ANZ sells stake in Chinese bank for $1.9b

A man walking past a branch of the Australia and New Zealand Banking Group (ANZ) in Sydney, on Oct 29, 2013.
A man walking past a branch of the Australia and New Zealand Banking Group (ANZ) in Sydney, on Oct 29, 2013. PHOTO: REUTERS

SYDNEY (BLOOMBERG) - Australia & New Zealand Banking Corp sold its 20 per cent stake in Shanghai Rural Commercial Bank for A$1.84 billion (S$1.92 billion), Chief Executive Officer Shayne Elliott's latest move to reduce the lender's retail presence in Asia.

China Cosco Shipping Corp and Shanghai Sino-Poland Enterprise Management Development Corp will each buy a 10 per cent stake in the Chinese bank, ANZ said in a statement on Tuesday (Dec 3). The stake was valued at A$2 billion in ANZ's 2015 annual report.

"The sale reflects our strategy to simplify our business and improve capital efficiency," ANZ deputy CEO Graham Hodges said in the statement, adding it would allow the bank to focus resources on its Asian institutional business.

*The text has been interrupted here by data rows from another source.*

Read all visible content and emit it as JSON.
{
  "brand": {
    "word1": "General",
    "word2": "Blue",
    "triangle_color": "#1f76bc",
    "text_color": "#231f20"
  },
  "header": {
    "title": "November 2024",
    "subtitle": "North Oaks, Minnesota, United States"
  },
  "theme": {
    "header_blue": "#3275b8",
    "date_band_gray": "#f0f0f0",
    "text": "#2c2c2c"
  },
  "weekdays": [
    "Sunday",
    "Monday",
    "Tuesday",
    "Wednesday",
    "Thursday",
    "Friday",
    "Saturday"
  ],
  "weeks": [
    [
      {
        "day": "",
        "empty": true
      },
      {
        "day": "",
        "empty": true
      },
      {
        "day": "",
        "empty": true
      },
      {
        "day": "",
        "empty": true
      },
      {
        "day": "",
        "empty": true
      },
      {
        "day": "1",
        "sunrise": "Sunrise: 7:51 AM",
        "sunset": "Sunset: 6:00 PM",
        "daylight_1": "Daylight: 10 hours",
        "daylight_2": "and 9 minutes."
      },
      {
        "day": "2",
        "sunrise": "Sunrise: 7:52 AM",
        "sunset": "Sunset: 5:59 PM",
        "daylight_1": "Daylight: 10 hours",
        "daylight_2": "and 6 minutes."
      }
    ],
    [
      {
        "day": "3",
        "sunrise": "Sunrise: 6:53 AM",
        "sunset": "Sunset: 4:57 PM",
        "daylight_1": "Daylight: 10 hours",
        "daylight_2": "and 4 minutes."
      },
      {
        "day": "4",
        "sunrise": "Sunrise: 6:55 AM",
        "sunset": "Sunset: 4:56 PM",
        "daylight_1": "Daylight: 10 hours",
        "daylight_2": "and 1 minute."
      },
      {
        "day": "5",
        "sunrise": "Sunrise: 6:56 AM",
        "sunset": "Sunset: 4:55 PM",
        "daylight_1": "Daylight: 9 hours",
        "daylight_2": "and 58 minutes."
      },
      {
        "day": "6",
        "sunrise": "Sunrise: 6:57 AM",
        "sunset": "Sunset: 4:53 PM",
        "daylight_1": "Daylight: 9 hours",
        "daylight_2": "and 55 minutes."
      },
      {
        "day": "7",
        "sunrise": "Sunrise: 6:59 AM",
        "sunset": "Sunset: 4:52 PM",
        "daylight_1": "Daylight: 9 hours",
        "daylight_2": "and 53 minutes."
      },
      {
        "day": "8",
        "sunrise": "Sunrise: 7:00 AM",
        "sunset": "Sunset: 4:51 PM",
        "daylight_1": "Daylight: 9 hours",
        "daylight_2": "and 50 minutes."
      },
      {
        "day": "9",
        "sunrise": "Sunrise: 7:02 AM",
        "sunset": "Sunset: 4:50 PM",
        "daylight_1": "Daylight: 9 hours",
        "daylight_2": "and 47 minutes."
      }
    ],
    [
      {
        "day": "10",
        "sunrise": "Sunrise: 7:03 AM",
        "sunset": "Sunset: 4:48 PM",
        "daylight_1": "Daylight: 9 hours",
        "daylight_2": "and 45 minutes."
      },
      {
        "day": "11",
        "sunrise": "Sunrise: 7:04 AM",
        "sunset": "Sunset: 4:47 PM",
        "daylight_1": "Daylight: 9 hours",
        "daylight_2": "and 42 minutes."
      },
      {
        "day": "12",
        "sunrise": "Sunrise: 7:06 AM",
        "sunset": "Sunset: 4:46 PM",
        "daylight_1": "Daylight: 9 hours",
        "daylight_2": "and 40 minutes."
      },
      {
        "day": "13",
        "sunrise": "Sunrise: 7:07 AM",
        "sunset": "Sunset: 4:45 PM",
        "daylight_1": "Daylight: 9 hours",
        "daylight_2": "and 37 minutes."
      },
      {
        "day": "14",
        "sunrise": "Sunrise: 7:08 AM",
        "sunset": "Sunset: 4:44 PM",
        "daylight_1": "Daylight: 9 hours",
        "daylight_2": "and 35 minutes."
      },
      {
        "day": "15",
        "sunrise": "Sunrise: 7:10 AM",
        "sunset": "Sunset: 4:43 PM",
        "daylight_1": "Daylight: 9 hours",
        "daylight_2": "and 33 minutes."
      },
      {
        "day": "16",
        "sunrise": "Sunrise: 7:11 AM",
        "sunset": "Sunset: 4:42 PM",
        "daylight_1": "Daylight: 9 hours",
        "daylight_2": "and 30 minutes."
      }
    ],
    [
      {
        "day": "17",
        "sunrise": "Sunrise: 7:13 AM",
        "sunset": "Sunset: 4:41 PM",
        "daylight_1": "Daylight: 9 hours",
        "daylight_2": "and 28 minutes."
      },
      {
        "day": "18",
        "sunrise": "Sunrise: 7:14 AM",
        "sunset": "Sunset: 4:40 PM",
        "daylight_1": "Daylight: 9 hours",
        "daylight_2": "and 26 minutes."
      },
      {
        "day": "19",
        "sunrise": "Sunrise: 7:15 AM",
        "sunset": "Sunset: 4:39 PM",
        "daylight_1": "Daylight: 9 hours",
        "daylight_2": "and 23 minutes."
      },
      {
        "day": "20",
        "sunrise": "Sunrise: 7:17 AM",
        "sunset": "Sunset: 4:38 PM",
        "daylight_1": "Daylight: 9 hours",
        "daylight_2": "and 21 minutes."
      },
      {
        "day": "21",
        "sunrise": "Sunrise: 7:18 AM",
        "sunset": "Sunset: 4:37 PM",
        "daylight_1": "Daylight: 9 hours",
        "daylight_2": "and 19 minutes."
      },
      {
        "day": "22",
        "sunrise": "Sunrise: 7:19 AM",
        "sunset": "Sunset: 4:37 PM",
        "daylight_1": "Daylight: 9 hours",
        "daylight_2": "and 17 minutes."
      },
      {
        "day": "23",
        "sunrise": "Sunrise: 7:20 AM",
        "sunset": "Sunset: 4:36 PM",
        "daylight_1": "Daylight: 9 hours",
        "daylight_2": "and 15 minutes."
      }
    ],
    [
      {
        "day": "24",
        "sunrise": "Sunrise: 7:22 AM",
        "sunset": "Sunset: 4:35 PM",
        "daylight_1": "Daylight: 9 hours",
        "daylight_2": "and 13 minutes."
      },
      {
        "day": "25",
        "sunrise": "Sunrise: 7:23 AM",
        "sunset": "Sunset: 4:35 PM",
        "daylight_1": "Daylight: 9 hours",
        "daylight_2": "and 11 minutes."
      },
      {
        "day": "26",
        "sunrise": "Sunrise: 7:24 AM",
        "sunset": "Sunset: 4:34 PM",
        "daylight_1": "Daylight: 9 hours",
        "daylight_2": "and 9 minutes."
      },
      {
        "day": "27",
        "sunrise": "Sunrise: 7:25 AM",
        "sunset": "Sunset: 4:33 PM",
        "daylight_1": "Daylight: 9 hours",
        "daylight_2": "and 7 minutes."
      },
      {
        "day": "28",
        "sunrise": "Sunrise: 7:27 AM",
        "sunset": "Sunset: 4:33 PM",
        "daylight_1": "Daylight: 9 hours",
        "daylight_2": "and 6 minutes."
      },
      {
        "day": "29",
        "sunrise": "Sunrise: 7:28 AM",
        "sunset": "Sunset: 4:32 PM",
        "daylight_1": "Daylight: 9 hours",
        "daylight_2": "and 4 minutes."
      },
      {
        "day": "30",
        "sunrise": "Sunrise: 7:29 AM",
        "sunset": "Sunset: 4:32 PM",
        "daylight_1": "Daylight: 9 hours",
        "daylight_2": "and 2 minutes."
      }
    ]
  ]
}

The sale will increase ANZ's tier one capital ratio by about 40 basis points, the bank said.

Since taking over in January 2016, Elliott has sought to wind back the bank's lower-returning businesses in Asia, a legacy of predecessor Mike Smith's expansion into the region. In October, he announced the sale of ANZ's retail and wealth-management businesses in five Asian markets to Singapore's DBS Group Holdings and signaled more divestments were to come.

Also on the block are stakes in Bank of Tianjin Co, PT Bank Pan Indonesia and Malaysia's AMMB Holdings Bhd.

ANZ shares rose 1.3 per cent to A$30.81 at 10:23am in Sydney. The stock gained 8.9 per cent last year.

Under Smith, ANZ had more than doubled the number of corporate clients and almost tripled the number of employees in Asia to 21,000. The bank had set a target to earn as much as 30 per cent of profits from outside Australia and New Zealand by 2017.

However, the strategy struggled to deliver anticipated returns as near-zero interest rates pushed on margins and new banking regulations required capital deductions for minority shareholdings in other financial firms.

ANZ first invested in Shanghai Rural, which was formed out of a group of local credit co-operatives that was approved for a banking license, in 2006. The Chinese bank has more than 300 outlets and employs more than 5,000 staff, according to its website.